▶ **Goal of the exercise**
Pictures excluded, copy all of the data below exactly.

▶ **Data extracts**

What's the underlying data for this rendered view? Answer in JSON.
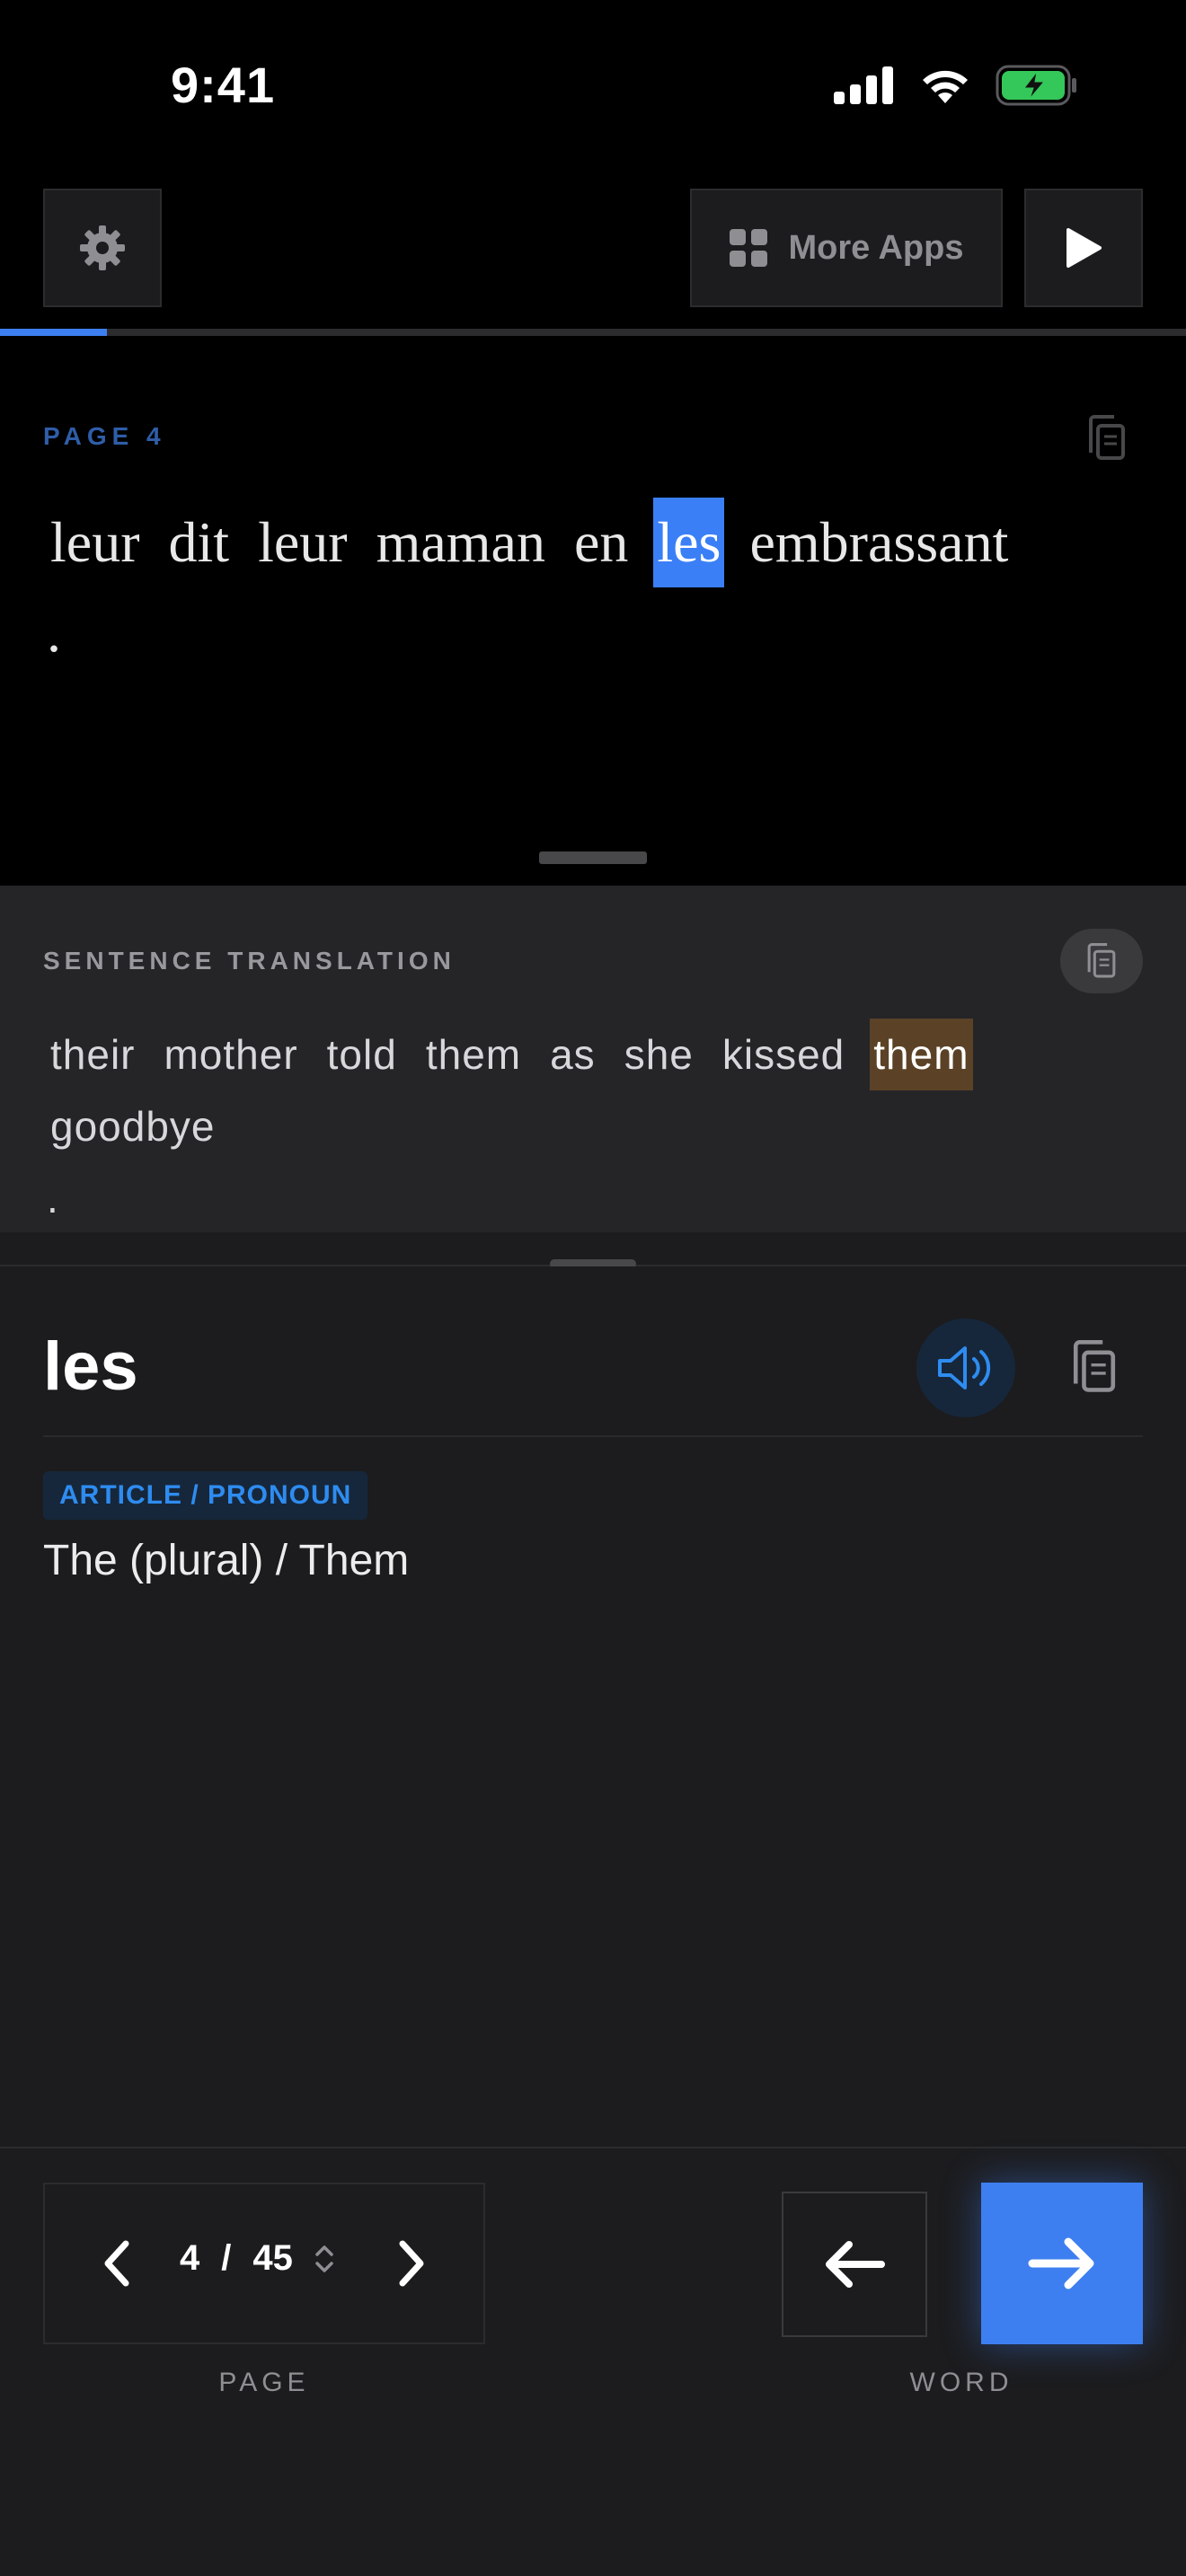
{
  "status_bar": {
    "time": "9:41"
  },
  "toolbar": {
    "more_apps_label": "More Apps",
    "reading_progress_percent": 9,
    "accent_color": "#3d7ff0"
  },
  "source": {
    "page_label": "PAGE 4",
    "words": [
      "leur",
      "dit",
      "leur",
      "maman",
      "en",
      "les",
      "embrassant"
    ],
    "highlighted_index": 5,
    "period": "."
  },
  "translation": {
    "label": "SENTENCE TRANSLATION",
    "words": [
      "their",
      "mother",
      "told",
      "them",
      "as",
      "she",
      "kissed",
      "them",
      "goodbye"
    ],
    "highlighted_index": 7,
    "period": "."
  },
  "word_detail": {
    "word": "les",
    "part_of_speech": "ARTICLE / PRONOUN",
    "definition": "The (plural) / Them"
  },
  "navigation": {
    "current_page": "4",
    "separator": "/",
    "total_pages": "45",
    "page_caption": "PAGE",
    "word_caption": "WORD"
  }
}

▶ **Written solution**
What's the underlying data for this rendered view? Answer in JSON.
{
  "status_bar": {
    "time": "9:41"
  },
  "toolbar": {
    "more_apps_label": "More Apps",
    "reading_progress_percent": 9,
    "accent_color": "#3d7ff0"
  },
  "source": {
    "page_label": "PAGE 4",
    "words": [
      "leur",
      "dit",
      "leur",
      "maman",
      "en",
      "les",
      "embrassant"
    ],
    "highlighted_index": 5,
    "period": "."
  },
  "translation": {
    "label": "SENTENCE TRANSLATION",
    "words": [
      "their",
      "mother",
      "told",
      "them",
      "as",
      "she",
      "kissed",
      "them",
      "goodbye"
    ],
    "highlighted_index": 7,
    "period": "."
  },
  "word_detail": {
    "word": "les",
    "part_of_speech": "ARTICLE / PRONOUN",
    "definition": "The (plural) / Them"
  },
  "navigation": {
    "current_page": "4",
    "separator": "/",
    "total_pages": "45",
    "page_caption": "PAGE",
    "word_caption": "WORD"
  }
}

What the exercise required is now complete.